Instructions for the task>
From the records that follow, give the number of lines that include the word "Ольга", with no further words.

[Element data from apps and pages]
· · ·

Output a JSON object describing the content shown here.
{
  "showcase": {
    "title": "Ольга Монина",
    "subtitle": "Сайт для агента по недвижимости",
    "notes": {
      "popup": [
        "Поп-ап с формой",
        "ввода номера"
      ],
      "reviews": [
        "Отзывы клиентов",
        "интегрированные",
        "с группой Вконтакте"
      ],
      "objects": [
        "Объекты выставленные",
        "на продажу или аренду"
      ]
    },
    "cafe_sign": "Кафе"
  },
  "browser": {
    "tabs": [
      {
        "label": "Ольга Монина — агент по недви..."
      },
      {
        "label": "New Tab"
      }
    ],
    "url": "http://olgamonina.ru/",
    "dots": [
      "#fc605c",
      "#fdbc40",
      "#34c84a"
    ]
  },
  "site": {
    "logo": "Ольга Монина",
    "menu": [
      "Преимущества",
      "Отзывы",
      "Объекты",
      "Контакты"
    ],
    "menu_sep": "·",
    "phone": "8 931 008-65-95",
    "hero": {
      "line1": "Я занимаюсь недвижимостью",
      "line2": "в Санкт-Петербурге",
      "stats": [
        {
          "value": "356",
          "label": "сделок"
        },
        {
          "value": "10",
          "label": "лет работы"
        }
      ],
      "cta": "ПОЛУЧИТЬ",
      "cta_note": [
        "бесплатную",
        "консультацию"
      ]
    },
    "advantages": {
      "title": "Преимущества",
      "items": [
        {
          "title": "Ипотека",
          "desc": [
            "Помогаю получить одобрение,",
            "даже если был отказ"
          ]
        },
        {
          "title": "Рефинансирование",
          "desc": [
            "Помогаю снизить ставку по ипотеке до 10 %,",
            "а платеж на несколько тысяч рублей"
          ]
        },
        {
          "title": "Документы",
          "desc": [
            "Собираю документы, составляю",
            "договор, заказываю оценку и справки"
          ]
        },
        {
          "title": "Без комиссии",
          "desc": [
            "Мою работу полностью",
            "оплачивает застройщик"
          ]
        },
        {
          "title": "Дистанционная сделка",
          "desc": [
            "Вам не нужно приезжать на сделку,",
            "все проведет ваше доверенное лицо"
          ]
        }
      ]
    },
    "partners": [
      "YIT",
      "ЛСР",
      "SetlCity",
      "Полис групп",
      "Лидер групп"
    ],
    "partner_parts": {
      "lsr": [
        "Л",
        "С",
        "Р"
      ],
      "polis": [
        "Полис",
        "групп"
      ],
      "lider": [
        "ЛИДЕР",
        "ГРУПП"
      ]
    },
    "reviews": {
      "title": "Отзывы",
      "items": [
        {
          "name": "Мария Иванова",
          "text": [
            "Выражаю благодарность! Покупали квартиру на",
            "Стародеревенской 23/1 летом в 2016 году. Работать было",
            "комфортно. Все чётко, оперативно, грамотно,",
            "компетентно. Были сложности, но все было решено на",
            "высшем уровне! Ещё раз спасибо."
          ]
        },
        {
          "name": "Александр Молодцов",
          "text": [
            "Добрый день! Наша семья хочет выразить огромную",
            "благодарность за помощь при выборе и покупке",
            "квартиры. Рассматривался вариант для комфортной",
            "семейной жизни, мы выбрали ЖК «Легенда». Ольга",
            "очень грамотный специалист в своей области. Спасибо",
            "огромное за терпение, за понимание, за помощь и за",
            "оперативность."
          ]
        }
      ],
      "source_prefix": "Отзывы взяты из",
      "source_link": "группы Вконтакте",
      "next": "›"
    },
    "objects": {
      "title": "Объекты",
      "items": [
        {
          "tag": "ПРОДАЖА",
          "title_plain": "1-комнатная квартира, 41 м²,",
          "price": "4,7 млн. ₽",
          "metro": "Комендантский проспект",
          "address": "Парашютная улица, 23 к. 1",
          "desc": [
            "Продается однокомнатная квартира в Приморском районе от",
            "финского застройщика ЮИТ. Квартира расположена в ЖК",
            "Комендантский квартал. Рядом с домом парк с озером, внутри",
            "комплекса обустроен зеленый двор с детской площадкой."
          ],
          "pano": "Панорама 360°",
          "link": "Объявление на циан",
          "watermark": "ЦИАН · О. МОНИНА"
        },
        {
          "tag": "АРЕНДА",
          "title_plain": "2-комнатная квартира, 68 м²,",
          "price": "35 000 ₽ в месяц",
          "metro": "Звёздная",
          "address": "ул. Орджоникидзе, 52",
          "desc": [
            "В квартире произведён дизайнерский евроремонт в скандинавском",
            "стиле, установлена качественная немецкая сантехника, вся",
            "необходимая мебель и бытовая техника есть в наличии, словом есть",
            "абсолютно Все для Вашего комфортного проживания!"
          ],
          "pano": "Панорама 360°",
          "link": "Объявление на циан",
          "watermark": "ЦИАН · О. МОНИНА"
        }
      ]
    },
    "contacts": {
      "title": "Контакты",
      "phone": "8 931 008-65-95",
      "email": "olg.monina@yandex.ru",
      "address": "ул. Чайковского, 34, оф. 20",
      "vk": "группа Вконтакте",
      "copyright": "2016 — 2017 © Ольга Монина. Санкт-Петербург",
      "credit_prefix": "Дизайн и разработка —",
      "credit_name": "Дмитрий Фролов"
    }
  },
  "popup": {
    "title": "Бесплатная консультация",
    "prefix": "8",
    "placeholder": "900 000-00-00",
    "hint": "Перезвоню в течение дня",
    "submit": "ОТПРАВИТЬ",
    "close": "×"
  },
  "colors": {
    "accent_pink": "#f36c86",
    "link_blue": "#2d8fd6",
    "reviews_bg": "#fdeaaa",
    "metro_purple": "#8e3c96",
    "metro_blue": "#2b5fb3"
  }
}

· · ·

Exercise output>
5